The light-on-plot, heavy-on-nostalgia animated feature is Linklater at his Linklaterest.
Our guide to the ever-evolving neighborhood, where a few old-school favorites endure alongside the trendy newcomers.
Plus, José Altuve pays a fan a visit, and a woman tries to smuggle four spider monkeys into the U.S. in a duffel bag.
Four sibling punk rockers, Houston’s greatest soul band, and three more acts you need to catch at SXSW 2022.
Just before the start of mating season, someone dropped off three peacocks at the Austin park. The flock has been on edge ever since.
The pandemic has spurred record numbers of Americans to reinvent their lives by quitting their jobs.
Read our guide and avoid getting talked at by a crypto bro, at SXSW or anywhere else.
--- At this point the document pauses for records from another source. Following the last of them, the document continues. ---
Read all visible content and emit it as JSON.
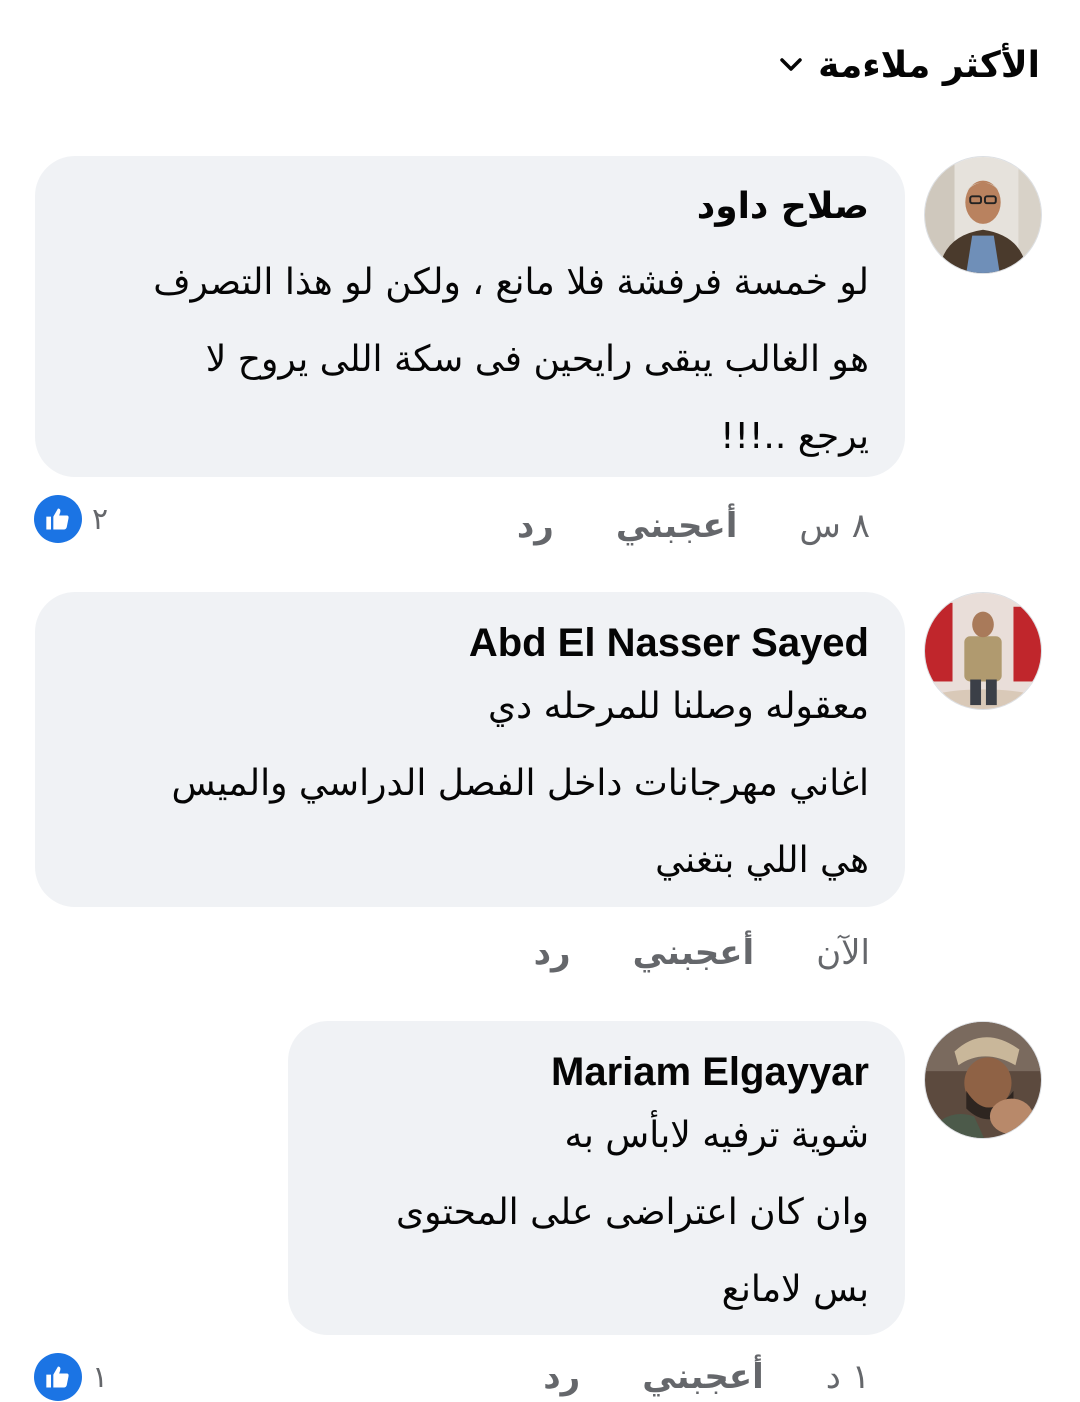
{
  "sort": {
    "label": "الأكثر ملاءمة"
  },
  "comments": [
    {
      "author": "صلاح داود",
      "lines": [
        "لو خمسة فرفشة فلا مانع ، ولكن لو هذا التصرف",
        "هو الغالب يبقى رايحين فى سكة اللى يروح لا",
        "يرجع ..!!!"
      ],
      "time": "٨ س",
      "like_label": "أعجبني",
      "reply_label": "رد",
      "reaction_count": "٢"
    },
    {
      "author": "Abd El Nasser Sayed",
      "lines": [
        "معقوله وصلنا للمرحله دي",
        "اغاني مهرجانات داخل الفصل الدراسي والميس",
        "هي اللي بتغني"
      ],
      "time": "الآن",
      "like_label": "أعجبني",
      "reply_label": "رد"
    },
    {
      "author": "Mariam Elgayyar",
      "lines": [
        "شوية ترفيه لابأس به",
        "وان كان اعتراضى على المحتوى",
        "بس لامانع"
      ],
      "time": "١ د",
      "like_label": "أعجبني",
      "reply_label": "رد",
      "reaction_count": "١"
    }
  ],
  "colors": {
    "bubble": "#f0f2f5",
    "meta_text": "#65676b",
    "like_blue": "#1b74e4"
  }
}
After two years, the festival makes its glorious return to the Capital City, and the dining scene is a little different but no less enticing.
After three painful experiences operating barbecue joints, Mark Gabrick finds his sweet spot with a line of H-E-B-approved sauces.
The Texas writer, who died in December, caught lightning in a bottle with his celebrated 1993 book ‘Travels With Lizbeth,’ but he still couldn’t escape life on the margins.
Restaurants are still struggling, yet new places keep stepping up to the plate. Here are our favorite dishes from the most impressive rookie establishments.
Patio dining has become a necessity during the pandemic. Here are some of the best places to get your alfresco on.
Despite everything, new restaurants are still opening. Here are a few we’re looking forward to this year.
Plus, a woman finds unidentified ashes in a Goodwill urn, and a Houston driver leaves a barbecue grill unattended in his truck bed.
Even though Marcus McNac of Crimson Creek Smokehouse in Austin claims brisket is not his thing, he still serves a mind-blowing tomahawk steak.
The writer’s home, which is partly buried deep in the earth, integrates with nature just a few miles from downtown Austin.
Before leading the Cincinnati Bengals to the Super Bowl, the former LSU quarterback arrived on the national scene by icing the Longhorns in 2019.
A Spoon fanboy overthinks the new record, classic rock, cowboy hats, and Jeff Bezos.
Attorney Mark Mueller promised a caring, new age workplace. But former employees tell of drum-and-smoke ceremonies and explicit text messages.
Bill Broyles—now best known as a Hollywood screenwriter—remembers the magazine’s first issue.
The Austin-set firefighter show devotes four episodes to the 2021 freeze while ignoring all of the real-life drama.
Ariel René Jackson’s "A Welcoming Place" will likely be one of the more discussed Austin art shows of the season.